The movie that he most longs to make is an adaptation of a grandly ridiculous H. P. Lovecraft novella, At the Mountains of Madness, in which explorers, venturing into Antarctica, discover malevolent aliens in a frozen, ruined city. Some of the aliens mutate wildly, which would allow Del Toro to create dozens of extreme incarnations. He said, “If I get to do it, those monsters will be terrifying.” . . . To anybody who owns thousands of comic books [as Del Toro does], At the Mountains of Madness is as central to the American canon as Moby-Dick. . . . Del Toro loves the story, in part because Lovecraft combines terror—the panicked effort to escape the creatures—with metaphysical horror: “The book essentially says how scary it is to realize we are a cosmic joke.”Although the project has yet to receive a green light, Del Toro recently confirmed that he will be the final judge of the winner of the short film competition at this year’s H. P. Lovecraft Film Festival.
Prompted by Zalewski’s piece, Jon Michaud wondered whether the name “Cthulhu,” the giant alien being that recurs in many of Lovecraft’s tales, had ever appeared before in the magazine’s pages. It had, once before, in a 1945 essay, “Tales of the Marvellous and the Ridiculous,” by Edmund Wilson. Lovecraft fans had besieged Wilson with complaints when his 1944 essay, “A Treatise on Tales of Horror” failed to include their revered author. In the earlier essay Wilson contended that the contributors to several recent collections of horror stories suffered by comparison with the genre’s more literary practitioners—Joseph Conrad, Nikolai Gogol, Nathaniel Hawthorne, Henry James, Rudyard Kipling, Herman Melville, Edgar Allan Poe, and Robert Lewis Stevenson. The only contemporaries he thought worthy of inclusion were Walter de la Mare and Franz Kafka.
But the “enthusiasm of [Lovecraft’s] admirers” was “so insistent” that Wilson decided to look into his work “more seriously.” The 1945 essay detailed his findings and as a “tribute to such power as H. P. Lovecraft possesses” Wilson was willing to “suspend disbelief . . . in regard to the omniscient conical snails.” But overall he was not impressed: “The only real horror in most of these fictions is the horror of bad taste and bad art.” Wilson did find Lovecraft intriguing as a person and a scholar. “His long essay on the literature of supernatural horror is a really able piece of work.”
Also of interest:
- An overview of previous movies based on Lovecraft’s work

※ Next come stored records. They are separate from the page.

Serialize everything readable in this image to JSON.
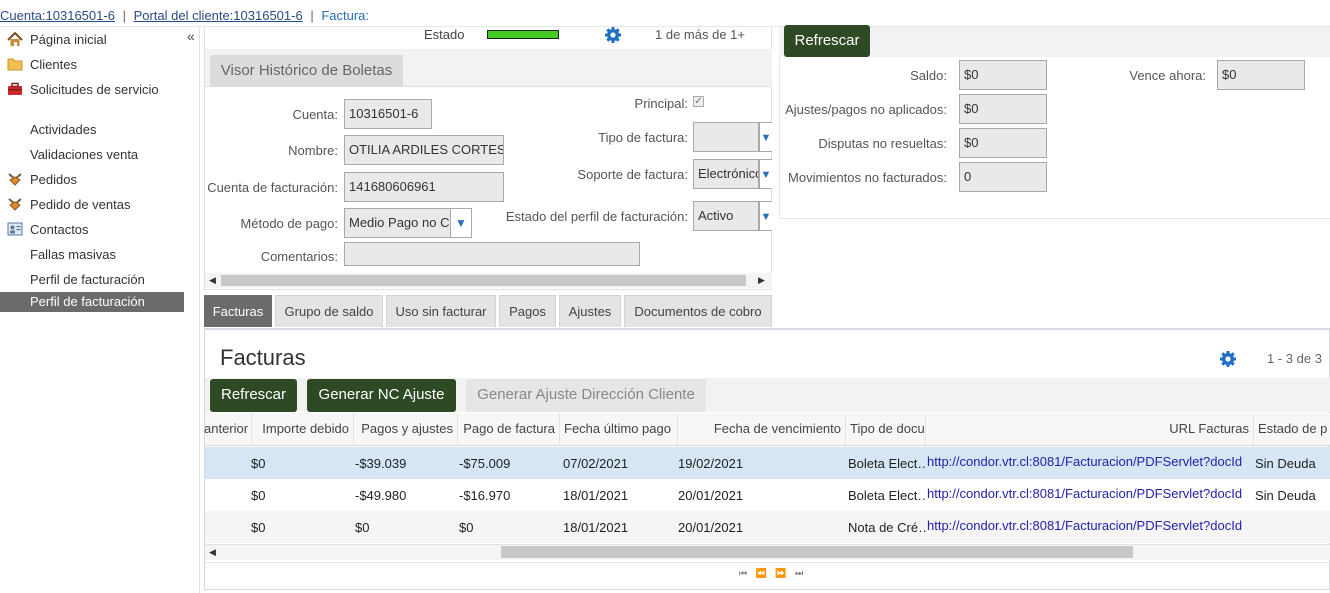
{
  "breadcrumb": {
    "account": "Cuenta:10316501-6",
    "portal": "Portal del cliente:10316501-6",
    "current": "Factura:",
    "separator": "|"
  },
  "sidebar": {
    "collapse_glyph": "«",
    "items": [
      {
        "label": "Página inicial",
        "icon": "home-icon"
      },
      {
        "label": "Clientes",
        "icon": "folder-icon"
      },
      {
        "label": "Solicitudes de servicio",
        "icon": "toolbox-icon"
      },
      {
        "label": "Actividades",
        "icon": ""
      },
      {
        "label": "Validaciones venta",
        "icon": ""
      },
      {
        "label": "Pedidos",
        "icon": "order-icon"
      },
      {
        "label": "Pedido de ventas",
        "icon": "order-icon"
      },
      {
        "label": "Contactos",
        "icon": "contacts-icon"
      },
      {
        "label": "Fallas masivas",
        "icon": ""
      },
      {
        "label": "Perfil de facturación",
        "icon": ""
      },
      {
        "label": "Perfil de facturación",
        "icon": ""
      }
    ]
  },
  "status_bar": {
    "estado_label": "Estado",
    "estado_color": "#44cc22",
    "paging": "1 de más de 1+"
  },
  "form": {
    "section_button": "Visor Histórico de Boletas",
    "cuenta_label": "Cuenta:",
    "cuenta_value": "10316501-6",
    "nombre_label": "Nombre:",
    "nombre_value": "OTILIA ARDILES CORTES",
    "cuenta_fact_label": "Cuenta de facturación:",
    "cuenta_fact_value": "141680606961",
    "metodo_label": "Método de pago:",
    "metodo_value": "Medio Pago no C",
    "comentarios_label": "Comentarios:",
    "principal_label": "Principal:",
    "tipo_factura_label": "Tipo de factura:",
    "soporte_label": "Soporte de factura:",
    "soporte_value": "Electrónico",
    "estado_perfil_label": "Estado del perfil de facturación:",
    "estado_perfil_value": "Activo"
  },
  "balance": {
    "refresh_label": "Refrescar",
    "saldo_label": "Saldo:",
    "saldo_value": "$0",
    "ajustes_label": "Ajustes/pagos no aplicados:",
    "ajustes_value": "$0",
    "disputas_label": "Disputas no resueltas:",
    "disputas_value": "$0",
    "movimientos_label": "Movimientos no facturados:",
    "movimientos_value": "0",
    "vence_label": "Vence ahora:",
    "vence_value": "$0"
  },
  "tabs": [
    "Facturas",
    "Grupo de saldo",
    "Uso sin facturar",
    "Pagos",
    "Ajustes",
    "Documentos de cobro"
  ],
  "invoices": {
    "title": "Facturas",
    "paging": "1 - 3 de 3",
    "btn_refresh": "Refrescar",
    "btn_generate_nc": "Generar NC Ajuste",
    "btn_generate_address": "Generar Ajuste Dirección Cliente",
    "columns": [
      "anterior",
      "Importe debido",
      "Pagos y ajustes",
      "Pago de factura",
      "Fecha último pago",
      "Fecha de vencimiento",
      "Tipo de docu",
      "URL Facturas",
      "Estado de p"
    ],
    "rows": [
      {
        "anterior": "",
        "importe": "$0",
        "pagos": "-$39.039",
        "pago_factura": "-$75.009",
        "fecha_ultimo": "07/02/2021",
        "fecha_venc": "19/02/2021",
        "tipo": "Boleta Elect…",
        "url": "http://condor.vtr.cl:8081/Facturacion/PDFServlet?docId",
        "estado": "Sin Deuda"
      },
      {
        "anterior": "",
        "importe": "$0",
        "pagos": "-$49.980",
        "pago_factura": "-$16.970",
        "fecha_ultimo": "18/01/2021",
        "fecha_venc": "20/01/2021",
        "tipo": "Boleta Elect…",
        "url": "http://condor.vtr.cl:8081/Facturacion/PDFServlet?docId",
        "estado": "Sin Deuda"
      },
      {
        "anterior": "",
        "importe": "$0",
        "pagos": "$0",
        "pago_factura": "$0",
        "fecha_ultimo": "18/01/2021",
        "fecha_venc": "20/01/2021",
        "tipo": "Nota de Cré…",
        "url": "http://condor.vtr.cl:8081/Facturacion/PDFServlet?docId",
        "estado": ""
      }
    ]
  },
  "colors": {
    "accent_green": "#2d4a24",
    "selected_row": "#d6e6f5",
    "active_tab": "#6b6b6b",
    "link": "#2222aa"
  }
}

- Peter Straub discusses the perennial debate about literary versus genre treatments of horror in a Reader’s Almanac excerpt from his interview with The Library of America about American Fantastic Tales
- Read “What Robert Bloch owes H. P. Lovecraft,” a previous Reader’s Almanac post